– You can always have enough. A few times, I gave you food but you had enough for the day, so you told me to give it to other people. Another time, I bought you a book for Christmas and you purged it by the next time I saw you. All you seemed to want to keep was your Bible, your most prized possession.
– Be careful with alcohol. You told me your story of growing up in a family of alcoholics and how your abuse of it destroyed your life. You told me there are better ways to cope with a bad day or have fun. You often joke with the hundreds of college students you’ve befriended: “Put that bottle down, man! I’ll drink it for you. Otherwise you’ll end up here like me! I’ll be sleeping in the front and you’ll have the back!” Because of you, I severely cut down on alcohol in my life.
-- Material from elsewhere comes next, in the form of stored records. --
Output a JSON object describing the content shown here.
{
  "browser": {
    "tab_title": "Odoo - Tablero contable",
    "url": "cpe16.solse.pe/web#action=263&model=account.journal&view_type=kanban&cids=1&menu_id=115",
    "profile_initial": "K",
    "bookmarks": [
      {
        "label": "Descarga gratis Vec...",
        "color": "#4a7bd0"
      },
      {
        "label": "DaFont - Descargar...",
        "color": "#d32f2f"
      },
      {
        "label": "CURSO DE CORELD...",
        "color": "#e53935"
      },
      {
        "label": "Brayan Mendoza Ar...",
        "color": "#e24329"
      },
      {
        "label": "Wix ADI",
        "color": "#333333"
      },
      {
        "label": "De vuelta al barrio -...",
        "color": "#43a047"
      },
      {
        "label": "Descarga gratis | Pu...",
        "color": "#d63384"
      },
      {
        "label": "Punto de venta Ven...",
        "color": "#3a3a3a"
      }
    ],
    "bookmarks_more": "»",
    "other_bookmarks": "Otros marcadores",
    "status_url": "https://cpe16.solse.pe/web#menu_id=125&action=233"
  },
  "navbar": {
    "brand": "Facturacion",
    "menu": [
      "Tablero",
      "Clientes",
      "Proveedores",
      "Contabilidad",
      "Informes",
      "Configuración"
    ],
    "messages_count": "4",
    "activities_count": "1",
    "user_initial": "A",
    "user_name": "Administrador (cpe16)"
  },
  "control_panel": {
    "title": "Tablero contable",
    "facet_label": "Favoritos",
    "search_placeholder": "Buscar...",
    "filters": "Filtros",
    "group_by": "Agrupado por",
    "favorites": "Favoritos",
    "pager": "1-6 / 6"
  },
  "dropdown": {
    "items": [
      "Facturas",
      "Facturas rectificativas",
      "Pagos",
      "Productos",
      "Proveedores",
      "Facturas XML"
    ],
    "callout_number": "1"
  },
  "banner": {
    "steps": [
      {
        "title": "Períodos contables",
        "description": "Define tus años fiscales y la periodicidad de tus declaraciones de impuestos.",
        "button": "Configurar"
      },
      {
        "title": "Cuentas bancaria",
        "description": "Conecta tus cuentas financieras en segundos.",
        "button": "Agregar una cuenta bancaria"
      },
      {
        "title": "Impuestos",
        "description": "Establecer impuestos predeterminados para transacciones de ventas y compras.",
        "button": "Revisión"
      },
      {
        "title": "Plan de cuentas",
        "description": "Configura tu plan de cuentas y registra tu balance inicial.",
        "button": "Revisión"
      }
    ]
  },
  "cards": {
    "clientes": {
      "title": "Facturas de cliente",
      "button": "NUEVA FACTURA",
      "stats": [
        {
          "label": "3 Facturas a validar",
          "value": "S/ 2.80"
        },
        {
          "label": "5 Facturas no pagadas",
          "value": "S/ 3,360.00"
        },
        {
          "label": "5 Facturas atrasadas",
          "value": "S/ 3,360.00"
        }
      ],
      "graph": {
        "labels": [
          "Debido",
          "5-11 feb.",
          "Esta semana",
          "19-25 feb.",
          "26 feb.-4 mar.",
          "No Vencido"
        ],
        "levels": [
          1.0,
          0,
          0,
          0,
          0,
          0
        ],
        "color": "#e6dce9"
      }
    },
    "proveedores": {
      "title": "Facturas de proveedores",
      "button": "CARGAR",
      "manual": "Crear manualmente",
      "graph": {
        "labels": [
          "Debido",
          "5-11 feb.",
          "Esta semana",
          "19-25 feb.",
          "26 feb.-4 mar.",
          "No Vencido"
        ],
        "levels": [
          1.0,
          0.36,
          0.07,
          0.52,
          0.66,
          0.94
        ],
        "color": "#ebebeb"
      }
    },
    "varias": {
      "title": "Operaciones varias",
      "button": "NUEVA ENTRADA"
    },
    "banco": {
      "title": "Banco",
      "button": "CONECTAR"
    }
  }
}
Other than champagne at celebrations and sips of friends’ drinks, I’ve spent a grand total of $15 on alcohol from 2012 until now. Thanks for inspiring me to save my money for books. Thanks for taking one for the team. I might’ve been you if I were born in the same situation.
– People are good and friendly. I used to be shy and have so little social confidence. Exchanging a hello with someone as friendly as you every day when I went to class was a big part of my social growth and my confidence in meeting and talking to strangers.
– I also learned to have zero hesitation in touching strangers. Shaking your hand whenever I saw you helped me learn this. Two days ago, someone and I were walking when a man approached us to tell us his story about his upcoming birthday and his nasty motorcycle accident from his past. (Both of us always seem to have signs on our foreheads telling strangers to talk to us. I think you’re the same.) His face was contorted, his speech slurred, his clothes ragged–all uncommon in the suburb we were in. He reached his hand out and I shook it with no hesitation. My friend was worried about germs. I am too–but it doesn’t kill me to touch a fellow human being who might not look like us or have easy access to clean water.
– You taught me that everyone has a story. Take time to learn it. You know what’s the plot twist in this? I’m not talking about your story. I’m talking about how much effort *you* put into learning about the regulars around you and asking about their lives. You did this as if it were your job. No wonder you were so lovable.
– Above all else, you taught me that–even with so little–you can make friends and you can make a difference. We say you were homeless and jobless. But seeing the 75+ people who showed up at your nook for your remembrance, the hundreds who shared a photo of you in the past few days to express sadness, and the countless people you exchanged conversations with and who will miss you dearly, I might disagree. You had more of a home and more of a defined purpose than many employed people I know.
I’ll miss your laugh and your toothless smile, man. I’ll never forget the day I was starting to get to know you. I gave you an apple and you cracked up at me. =P
With infinite love and hugs,
~ ~ ~
Photo of Melvin by Eileen Clynes Photography.